As for Eugene, the character was played by the exceptionally gifted Nick Dinsmore, who portrayed a fan with special needs that loved professional wrestling and emulated his favourite wrestlers’ moves. He was also the on-screen nephew of Eric Bischoff, who was embarrassed by his presence and wanted him removed from WWE, which ultimately involved Triple H manipulating Eugene and putting him on the shelf. How dare someone else gets over on The Game’s watch.
Speaking of Triple H, he and Shawn Michaels competed in the longest – to date – Hell In A Cell Match, clocking in at over 48 minutes. Most of the action was sluggish and slow, but there were great moments of selling and the near falls were nicely done. It was built as the final chapter in their rivalry, but they would compete on PPV with each other again just four months later for Taboo Tuesday.

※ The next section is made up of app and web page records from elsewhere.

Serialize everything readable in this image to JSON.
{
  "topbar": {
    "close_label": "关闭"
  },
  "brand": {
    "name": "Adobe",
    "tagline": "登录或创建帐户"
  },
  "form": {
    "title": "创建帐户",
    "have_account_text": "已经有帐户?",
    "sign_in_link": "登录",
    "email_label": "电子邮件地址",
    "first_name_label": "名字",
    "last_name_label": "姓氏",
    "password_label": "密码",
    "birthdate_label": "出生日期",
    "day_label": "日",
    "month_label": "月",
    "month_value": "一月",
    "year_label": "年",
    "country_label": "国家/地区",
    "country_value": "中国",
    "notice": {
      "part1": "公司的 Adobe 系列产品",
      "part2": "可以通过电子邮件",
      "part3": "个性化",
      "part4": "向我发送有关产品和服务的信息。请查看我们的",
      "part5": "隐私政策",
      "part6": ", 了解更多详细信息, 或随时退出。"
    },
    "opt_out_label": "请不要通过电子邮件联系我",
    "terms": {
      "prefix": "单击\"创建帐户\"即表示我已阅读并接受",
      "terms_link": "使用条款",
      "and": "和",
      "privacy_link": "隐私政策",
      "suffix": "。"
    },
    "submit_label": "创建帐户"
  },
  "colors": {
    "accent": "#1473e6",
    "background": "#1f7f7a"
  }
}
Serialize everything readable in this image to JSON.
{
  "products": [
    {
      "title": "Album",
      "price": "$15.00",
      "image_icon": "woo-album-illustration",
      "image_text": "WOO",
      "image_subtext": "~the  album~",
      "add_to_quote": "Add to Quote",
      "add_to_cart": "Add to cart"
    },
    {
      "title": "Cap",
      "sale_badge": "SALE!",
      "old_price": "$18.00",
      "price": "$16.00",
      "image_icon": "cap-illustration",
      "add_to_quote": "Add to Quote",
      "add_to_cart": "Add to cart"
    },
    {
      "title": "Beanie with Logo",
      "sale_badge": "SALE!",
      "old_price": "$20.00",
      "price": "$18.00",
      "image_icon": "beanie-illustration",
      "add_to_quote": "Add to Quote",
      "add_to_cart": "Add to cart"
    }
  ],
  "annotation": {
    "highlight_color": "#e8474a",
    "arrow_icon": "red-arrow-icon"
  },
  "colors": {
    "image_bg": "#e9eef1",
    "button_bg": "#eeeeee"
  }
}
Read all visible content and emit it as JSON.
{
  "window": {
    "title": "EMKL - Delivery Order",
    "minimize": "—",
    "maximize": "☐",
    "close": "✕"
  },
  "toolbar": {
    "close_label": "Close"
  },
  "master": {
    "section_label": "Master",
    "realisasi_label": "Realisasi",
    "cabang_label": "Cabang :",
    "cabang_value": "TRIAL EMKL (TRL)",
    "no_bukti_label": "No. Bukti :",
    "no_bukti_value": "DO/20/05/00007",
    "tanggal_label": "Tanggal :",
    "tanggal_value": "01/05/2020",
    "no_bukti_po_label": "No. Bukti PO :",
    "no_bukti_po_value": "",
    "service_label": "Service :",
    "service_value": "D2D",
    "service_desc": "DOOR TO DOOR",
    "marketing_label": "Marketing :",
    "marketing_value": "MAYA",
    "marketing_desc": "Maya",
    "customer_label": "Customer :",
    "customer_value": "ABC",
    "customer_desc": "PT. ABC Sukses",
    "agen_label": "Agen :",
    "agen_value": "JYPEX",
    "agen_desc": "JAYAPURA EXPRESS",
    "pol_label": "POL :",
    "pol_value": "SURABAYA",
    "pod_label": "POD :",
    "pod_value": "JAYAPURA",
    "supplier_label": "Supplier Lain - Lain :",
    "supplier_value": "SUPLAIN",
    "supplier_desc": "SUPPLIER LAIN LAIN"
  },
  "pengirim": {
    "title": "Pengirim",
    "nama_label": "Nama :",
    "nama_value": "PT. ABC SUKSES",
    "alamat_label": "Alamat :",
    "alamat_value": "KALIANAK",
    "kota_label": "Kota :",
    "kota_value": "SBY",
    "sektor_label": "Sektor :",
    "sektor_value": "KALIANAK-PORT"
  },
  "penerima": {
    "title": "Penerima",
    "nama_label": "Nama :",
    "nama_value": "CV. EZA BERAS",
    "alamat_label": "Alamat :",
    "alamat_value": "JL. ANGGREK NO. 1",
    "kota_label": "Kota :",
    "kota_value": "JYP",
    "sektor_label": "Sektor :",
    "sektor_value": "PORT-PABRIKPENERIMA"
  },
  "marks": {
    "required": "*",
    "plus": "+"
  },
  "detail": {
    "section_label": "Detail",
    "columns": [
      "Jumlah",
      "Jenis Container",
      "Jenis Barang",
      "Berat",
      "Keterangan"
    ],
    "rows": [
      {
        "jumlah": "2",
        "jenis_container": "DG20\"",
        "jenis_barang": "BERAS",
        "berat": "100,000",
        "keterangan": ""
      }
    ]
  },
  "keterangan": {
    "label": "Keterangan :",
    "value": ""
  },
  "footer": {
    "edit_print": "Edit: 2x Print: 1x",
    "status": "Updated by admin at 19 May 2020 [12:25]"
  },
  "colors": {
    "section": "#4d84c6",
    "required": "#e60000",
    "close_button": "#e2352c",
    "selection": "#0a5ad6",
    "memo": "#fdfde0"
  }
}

Taboo Tuesday was a Raw exclusive PPV event which put the power in the hands of the fans as they would get to choose opponents, stipulations and matches in a revolutionary concept. A little ahead of its time, and it’s something that amazes me they haven’t revisited, especially in the era of the Network.
Randy Orton was the rising star on Monday Night Raw, becoming the youngest World Heavyweight Champion in history at SummerSlam in what was designed as a roundabout way of saying FU to the departed Brock Lesnar. Orton was miscast as a babyface, however, getting shunted from Evolution before dropping the title to Triple H a month later at Unforgiven in an overly booked main event. The Randy experiment was over before it really ever began. Despite being regarded as one of the greatest of all time, one has to wonder what would’ve been had Orton remained a heel during that period.
Did 2004 give us any good things to remember? Of course, it did. A thrilling Royal Rumble Match, a tremendous WrestleMania, a feel-good title win for Eddie Guerrero, the slow rise of Batista, Mick Foley having his career-best showing opposite Randy Orton, and a heel version of Trish Stratus. However, it was mostly bad, and a year that isn’t remembered fondly. Fortunately, 2005 was a lot better and saw WWE return to former glories. They would ride this wave of momentum until the disastrous series of devastating circumstances that shook the world in 2007…